It seemed to work early on as, despite the predicted English attack, Wales stood firm and defended with more determination than in last week’s capitulation to Scotland.
Very little could be done to keep out the rampaging Earl from close range, but they largely kept England at bay in the opening forty minutes.
It was much the same after the break, as Wales offered little in an attack led by rookie fly-half Ioan Lloyd on his fourth cap, while in defense they managed to contain England’s blunt attack.
When Steve Borthwick’s men decided to revert to type and go aerial as the play got away, Adams’ knock under the spiral ball proved fatal.
It gave Twickenham and their team a second wind.
With Wales one point ahead but under siege, Mason Grady’s deliberate strike to deny an England run-in gave Ford the chance to kick the penalty from in front of the posts and the experienced fly-half rightly punished the visitors.
‘Increased heart rate in the stands’ – Borthwick
England head coach Steve Borthwick told BBC Sport: “I’m proud of the way the players stayed in the fight and found a way to win. It’s a young team with a mix of experience.
“There were a lot of good things from us in the first half, but the penalty count was 6-0 against us and there were two sin binnings – we made it very difficult.
“Then Wales scored a really good try but what I felt at half-time was calm and composure and the belief that we would find a way out in the second half.” It was a hard-fought match, and the theater and drama of it all was so important. There were a few people who had their heart rates up in the stands, I’m sure!”
‘We’re going to be a good team’ – Gatland
Wales head coach Warren Gatland talks to ITV: “In fairness to England, they came into the second half with a kicking strategy and play and they got some reward for that. We probably didn’t manage as well as we could have done.
“We’re going to be a good team, it’s just going to take some time. Some players learn about game management, and they learn it from experience.
“We’ve done some good things and things we’ll clean up in the future.

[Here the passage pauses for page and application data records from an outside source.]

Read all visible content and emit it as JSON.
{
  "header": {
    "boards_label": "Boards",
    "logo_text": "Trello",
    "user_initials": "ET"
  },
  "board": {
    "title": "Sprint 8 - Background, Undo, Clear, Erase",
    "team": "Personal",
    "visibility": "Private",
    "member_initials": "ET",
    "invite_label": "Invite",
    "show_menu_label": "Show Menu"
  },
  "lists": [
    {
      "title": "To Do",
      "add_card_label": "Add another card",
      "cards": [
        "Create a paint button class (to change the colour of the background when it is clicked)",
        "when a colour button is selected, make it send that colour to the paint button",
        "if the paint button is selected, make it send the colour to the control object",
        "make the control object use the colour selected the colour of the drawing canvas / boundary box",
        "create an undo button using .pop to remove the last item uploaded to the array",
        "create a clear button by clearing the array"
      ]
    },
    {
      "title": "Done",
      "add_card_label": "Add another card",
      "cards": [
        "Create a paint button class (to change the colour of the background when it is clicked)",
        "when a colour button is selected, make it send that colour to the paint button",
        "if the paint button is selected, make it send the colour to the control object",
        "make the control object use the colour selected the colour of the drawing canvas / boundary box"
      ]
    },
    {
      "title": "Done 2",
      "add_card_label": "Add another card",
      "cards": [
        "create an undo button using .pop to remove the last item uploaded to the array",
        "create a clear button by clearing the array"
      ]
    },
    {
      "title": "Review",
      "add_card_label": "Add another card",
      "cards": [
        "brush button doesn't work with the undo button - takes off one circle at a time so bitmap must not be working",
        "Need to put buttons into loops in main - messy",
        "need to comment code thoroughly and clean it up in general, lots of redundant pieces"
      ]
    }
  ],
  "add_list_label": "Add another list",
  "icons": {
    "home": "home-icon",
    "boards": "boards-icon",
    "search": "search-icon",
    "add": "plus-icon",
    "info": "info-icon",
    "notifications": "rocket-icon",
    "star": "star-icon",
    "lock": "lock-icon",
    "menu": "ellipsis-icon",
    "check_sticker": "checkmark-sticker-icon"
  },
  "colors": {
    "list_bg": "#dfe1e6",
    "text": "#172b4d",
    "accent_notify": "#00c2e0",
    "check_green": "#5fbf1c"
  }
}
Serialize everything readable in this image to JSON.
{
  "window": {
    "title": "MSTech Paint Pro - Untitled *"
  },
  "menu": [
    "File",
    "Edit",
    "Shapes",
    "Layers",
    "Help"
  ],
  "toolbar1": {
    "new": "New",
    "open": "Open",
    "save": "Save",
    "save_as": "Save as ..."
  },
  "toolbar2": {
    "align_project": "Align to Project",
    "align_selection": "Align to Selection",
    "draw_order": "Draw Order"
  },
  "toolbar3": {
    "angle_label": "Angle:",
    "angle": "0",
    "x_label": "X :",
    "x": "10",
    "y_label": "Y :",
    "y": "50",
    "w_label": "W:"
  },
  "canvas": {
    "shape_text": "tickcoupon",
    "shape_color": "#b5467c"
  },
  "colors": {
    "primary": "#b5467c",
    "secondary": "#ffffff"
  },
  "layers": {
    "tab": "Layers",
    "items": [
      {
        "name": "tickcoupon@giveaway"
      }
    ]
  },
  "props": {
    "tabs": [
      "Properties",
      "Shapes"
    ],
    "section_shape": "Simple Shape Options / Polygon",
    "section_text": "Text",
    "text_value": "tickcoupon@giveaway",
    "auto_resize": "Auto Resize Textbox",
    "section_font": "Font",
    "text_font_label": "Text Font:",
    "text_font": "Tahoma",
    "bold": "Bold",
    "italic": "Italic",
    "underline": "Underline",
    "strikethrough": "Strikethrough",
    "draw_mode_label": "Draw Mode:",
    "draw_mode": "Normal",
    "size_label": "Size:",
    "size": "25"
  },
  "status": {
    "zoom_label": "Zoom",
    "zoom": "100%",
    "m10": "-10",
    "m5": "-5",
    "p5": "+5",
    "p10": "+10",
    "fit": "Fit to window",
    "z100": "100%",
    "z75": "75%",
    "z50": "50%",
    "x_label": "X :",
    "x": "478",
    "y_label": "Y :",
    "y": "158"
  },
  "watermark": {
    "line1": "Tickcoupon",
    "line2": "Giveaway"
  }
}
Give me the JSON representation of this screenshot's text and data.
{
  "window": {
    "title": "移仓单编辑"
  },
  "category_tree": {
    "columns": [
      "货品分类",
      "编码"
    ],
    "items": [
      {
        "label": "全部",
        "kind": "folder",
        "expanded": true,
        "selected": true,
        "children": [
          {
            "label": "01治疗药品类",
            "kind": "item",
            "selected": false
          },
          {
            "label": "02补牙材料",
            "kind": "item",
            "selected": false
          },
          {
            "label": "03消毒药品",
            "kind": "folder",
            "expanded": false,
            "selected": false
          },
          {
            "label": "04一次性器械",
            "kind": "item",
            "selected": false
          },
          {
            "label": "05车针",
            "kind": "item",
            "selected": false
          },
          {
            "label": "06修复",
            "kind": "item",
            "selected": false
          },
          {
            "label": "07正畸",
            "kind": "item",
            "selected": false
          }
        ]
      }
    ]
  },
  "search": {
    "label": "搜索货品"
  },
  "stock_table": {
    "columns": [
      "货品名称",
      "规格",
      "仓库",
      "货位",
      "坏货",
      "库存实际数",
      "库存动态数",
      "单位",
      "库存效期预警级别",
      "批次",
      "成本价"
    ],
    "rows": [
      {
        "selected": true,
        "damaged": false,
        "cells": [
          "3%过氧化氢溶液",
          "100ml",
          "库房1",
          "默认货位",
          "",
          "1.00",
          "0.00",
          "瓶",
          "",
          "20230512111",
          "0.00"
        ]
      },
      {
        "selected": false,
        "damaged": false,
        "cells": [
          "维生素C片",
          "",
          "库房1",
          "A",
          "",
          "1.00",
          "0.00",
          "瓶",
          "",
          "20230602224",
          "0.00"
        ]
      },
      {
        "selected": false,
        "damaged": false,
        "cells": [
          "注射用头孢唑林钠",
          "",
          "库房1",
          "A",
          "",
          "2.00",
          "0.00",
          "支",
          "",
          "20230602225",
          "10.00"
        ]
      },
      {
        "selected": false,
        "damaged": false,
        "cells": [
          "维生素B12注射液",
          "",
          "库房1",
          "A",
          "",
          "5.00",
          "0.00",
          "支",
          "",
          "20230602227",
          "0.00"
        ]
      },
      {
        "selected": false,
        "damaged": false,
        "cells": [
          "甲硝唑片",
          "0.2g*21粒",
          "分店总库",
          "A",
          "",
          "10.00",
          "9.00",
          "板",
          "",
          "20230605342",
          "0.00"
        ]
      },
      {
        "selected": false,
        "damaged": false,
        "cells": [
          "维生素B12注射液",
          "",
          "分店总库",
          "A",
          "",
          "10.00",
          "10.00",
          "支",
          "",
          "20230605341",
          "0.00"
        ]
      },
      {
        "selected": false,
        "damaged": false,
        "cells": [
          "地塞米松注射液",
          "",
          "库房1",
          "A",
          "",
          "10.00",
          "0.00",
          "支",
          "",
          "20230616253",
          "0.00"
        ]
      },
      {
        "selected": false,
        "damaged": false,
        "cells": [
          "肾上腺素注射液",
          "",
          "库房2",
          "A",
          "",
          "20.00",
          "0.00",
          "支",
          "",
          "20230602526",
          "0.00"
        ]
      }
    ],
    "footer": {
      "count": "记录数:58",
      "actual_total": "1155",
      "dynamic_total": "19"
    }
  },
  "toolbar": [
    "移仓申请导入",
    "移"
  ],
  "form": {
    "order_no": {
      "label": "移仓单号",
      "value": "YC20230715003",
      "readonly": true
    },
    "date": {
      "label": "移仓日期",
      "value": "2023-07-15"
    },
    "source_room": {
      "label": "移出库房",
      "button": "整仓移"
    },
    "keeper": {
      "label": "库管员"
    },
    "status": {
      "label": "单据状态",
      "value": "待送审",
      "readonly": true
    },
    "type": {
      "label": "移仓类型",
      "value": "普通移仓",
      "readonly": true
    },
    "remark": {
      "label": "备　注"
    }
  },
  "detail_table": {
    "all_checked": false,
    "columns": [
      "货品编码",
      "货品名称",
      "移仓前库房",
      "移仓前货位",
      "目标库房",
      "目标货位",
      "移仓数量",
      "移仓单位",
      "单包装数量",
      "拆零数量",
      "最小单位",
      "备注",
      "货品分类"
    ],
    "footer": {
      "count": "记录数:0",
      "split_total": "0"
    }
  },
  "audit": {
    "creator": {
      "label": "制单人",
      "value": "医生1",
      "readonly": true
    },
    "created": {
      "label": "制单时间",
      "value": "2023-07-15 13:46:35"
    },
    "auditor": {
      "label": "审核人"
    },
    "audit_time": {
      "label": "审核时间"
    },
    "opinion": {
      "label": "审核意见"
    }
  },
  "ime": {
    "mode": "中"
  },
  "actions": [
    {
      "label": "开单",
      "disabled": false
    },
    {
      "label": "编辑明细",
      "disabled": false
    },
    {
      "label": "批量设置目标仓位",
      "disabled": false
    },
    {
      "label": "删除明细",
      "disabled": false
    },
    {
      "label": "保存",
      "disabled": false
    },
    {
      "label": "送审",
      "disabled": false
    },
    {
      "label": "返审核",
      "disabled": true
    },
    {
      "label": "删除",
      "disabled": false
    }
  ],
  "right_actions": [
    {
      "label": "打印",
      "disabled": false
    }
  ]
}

It’s disappointing, but it’s a young team that will continue to improve.
“I thought we showed great character, and it was a must-win game and I’m proud of the effort.”
England: Steward; Freeman, Slade, Dingwall, Daly; Ford, Mitchell; Marler, George (captain), Stuart, Itoje, Chessum, Roots, Underhill, Earl.
Replacements: Get Mitchell (68), Genge for Marler (51), Dan for George (71), Cole for Stuart (51), Coles for Roots (72), Cunningham-South for Underhill (63). Not used: F. Smith, Feyi-Waboso.
Sin bin: Chessum (10), Roots (16)
Wales: Winnett; Dyer, North, Tompkins, Adams; Lloyd, Williams; G Thomas, Dee, Assiratti, Jenkins (captain), Beard, Mann, Reffell, Wainwright.
Replacements: Grady for Adams (61), Evans for Lloyd (80), Hardy for T. Williams (72), Domachowski for Thomas (58), Elias for Dee (54), Griffin for Assiratti (54), Rowlands for Beard (68) , Basham for Mann (68).
Sin bin: Gradient (70)
Referee: James Doleman (New Zealand)
Touch judges: Ben O’Keeffe (New Zealand) & Hollie Davidson (Scotland)
TMO: Brendon Pickerill (New Zealand)